The federal government is revisiting its auto fuel-efficiency standards for the years 2022-25 as it faces a tough decision on whether to align with the Trump administration’s proposal for less-stringent rules.
Environment and Climate Change Minister Catherine McKenna on Monday released a discussion paper that kicks off an evaluation of the existing 2022-25 vehicle regulations, which were put in place in partnership with the previous U.S. administration in 2014. The commitment to a midterm review was included in the 2014 regulations, when Ottawa did not anticipate a U.S. administration reversing direction.
In a review this spring, the Environmental Protection Agency concluded those standards are not appropriate because they would drive up costs to the industry and motorists. Earlier this month, the Trump administration proposed freezing fuel-efficiency regulations at 2020 levels, and declared California no longer has the right to set its own standards, a decision that state has vowed to fight in court.
Canada should adhere to a single U.S. standard if there is one and make it continental, said Mark Nantais, president of the Canadian Vehicle Manufacturers Association, which represents the Canadian units of the Detroit Three – Fiat Chrysler Automobiles NV, Ford Motor Co. and General Motors Co.
Standards that are harmonized between Canada and the United States are “deeply entrenched in our integrated market for vehicle sales and production,” Mr. Nantais said on Monday. Canada’s auto sector has consistently urged the federal government to align its regulation with those in the United States, as the American industry has pushed for one set of standards.
Canadian car makers are already coping with the uncertainty of the North American free-trade agreement negotiations and likelihood of greater North American content required to ship vehicles duty-free across the border. Officials in the sector have warned that Canada needs to be focused on competitiveness issues as it diverges on environmental policy from the Trump administration.
The Canadian market of about two million vehicles sold annually is too small to develop unique standards, Mr. Nantais said, and going it alone would raise costs and possibly limit choice.
The Liberal government in Ottawa is now conducting a review to determine whether the Canadian standards need to be change, and if so, whether it will match ones established by Washington, join California should it succeed in defending its jurisdiction, or go it alone.
Canada has typically harmonized its vehicle-efficiency regulations with the United States because of the fully integrated nature of the North American vehicle market.

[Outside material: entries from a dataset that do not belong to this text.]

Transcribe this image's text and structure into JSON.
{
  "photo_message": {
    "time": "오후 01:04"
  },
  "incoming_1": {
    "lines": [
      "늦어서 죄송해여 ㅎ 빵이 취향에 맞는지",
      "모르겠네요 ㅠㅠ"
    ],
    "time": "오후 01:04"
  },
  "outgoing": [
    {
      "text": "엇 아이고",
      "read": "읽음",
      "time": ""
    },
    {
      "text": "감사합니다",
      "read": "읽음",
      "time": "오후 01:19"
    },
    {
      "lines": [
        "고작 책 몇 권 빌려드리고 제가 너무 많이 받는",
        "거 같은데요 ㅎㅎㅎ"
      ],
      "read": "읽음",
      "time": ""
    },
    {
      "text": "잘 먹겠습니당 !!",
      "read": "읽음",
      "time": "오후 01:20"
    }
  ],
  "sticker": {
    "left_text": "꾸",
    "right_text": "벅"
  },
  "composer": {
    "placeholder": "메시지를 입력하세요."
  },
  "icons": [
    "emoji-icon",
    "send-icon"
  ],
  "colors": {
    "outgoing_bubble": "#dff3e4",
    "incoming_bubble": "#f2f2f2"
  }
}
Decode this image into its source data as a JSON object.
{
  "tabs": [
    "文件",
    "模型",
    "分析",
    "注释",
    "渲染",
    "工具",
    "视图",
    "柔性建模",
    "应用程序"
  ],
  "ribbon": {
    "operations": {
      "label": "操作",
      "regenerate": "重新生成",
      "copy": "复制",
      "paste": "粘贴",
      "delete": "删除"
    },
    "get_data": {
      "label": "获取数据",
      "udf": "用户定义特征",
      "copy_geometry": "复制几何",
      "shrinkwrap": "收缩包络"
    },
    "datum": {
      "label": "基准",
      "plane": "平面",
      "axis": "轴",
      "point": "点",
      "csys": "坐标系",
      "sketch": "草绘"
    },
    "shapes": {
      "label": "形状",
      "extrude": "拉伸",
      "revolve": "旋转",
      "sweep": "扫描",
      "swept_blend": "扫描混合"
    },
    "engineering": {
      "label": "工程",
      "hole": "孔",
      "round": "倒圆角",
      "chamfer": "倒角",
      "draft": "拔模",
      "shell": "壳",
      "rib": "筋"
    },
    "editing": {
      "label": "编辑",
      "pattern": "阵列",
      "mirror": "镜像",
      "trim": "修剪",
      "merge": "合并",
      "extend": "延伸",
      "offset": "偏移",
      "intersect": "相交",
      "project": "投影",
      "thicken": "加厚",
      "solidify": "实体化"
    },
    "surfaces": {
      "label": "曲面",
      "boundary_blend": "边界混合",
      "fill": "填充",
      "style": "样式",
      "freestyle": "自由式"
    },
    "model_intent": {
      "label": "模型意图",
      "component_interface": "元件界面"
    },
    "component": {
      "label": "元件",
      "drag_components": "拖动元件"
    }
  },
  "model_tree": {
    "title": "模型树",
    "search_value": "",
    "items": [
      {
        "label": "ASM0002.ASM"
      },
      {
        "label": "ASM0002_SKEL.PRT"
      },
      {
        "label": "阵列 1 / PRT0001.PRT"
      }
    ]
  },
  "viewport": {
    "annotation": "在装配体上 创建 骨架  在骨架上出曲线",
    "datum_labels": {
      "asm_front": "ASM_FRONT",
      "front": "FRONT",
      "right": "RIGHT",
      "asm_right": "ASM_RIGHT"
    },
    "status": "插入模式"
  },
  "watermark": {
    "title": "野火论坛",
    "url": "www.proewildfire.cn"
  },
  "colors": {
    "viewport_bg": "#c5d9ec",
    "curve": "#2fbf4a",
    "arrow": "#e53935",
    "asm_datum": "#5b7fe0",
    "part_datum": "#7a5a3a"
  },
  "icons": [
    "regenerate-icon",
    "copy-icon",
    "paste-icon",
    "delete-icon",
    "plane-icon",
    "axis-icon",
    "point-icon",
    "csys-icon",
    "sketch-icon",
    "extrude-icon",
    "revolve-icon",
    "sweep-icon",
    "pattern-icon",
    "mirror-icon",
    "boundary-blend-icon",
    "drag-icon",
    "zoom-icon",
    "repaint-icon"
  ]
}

The Liberal government is counting on the tougher auto efficiency rules, which would cut average greenhouse gas (GHG) emissions from light-duty vehicles – including passenger cars and light trucks – by half between 2015 and 2025. The existing rules would also result in a 50-per-cent improvement in the average efficiency of light-duty vehicles sold in North America, Environment Canada said in its paper.
“Cleaner cars are good news for the planet, and they save Canadians money at the pump,” Ms. McKenna said in a release. “We’re committed to cutting pollution across the transportation sector while maintaining a strong and competitive auto industry.”
In the discussion paper, Environment Canada said it would review the regulations in the context of Canada’s commitment under the Paris Climate Accord to reduce overall GHG emissions by 30 per cent from 2005 levels by 2030. It will also look at competitiveness issues and cost impacts in its review of fuel-efficiency standards, including the effect on vehicle purchase prices as well as savings from lower fuel consumption.
The transportation sector accounts for a quarter of the country’s annual emissions of greenhouse gases and the federal government is pursuing several policy measures aimed at reducing them.
Environmentalists worry about the growing pressure on the Liberal government to ease up on its climate-change commitments as President Donald Trump rolls back a slew of policies adopted by his predecessor, Barack Obama.
“We need to do it in order to be on the right trajectory for transport industry emissions and our 2030 targets,” said Dan Woynillowicz, policy director at Clean Energy Canada, an advocacy group. At the same time, consumers will benefit from lower fuel costs while the industry will have an incentive to continue innovating, he said.
With files from Greg Keenan in Toronto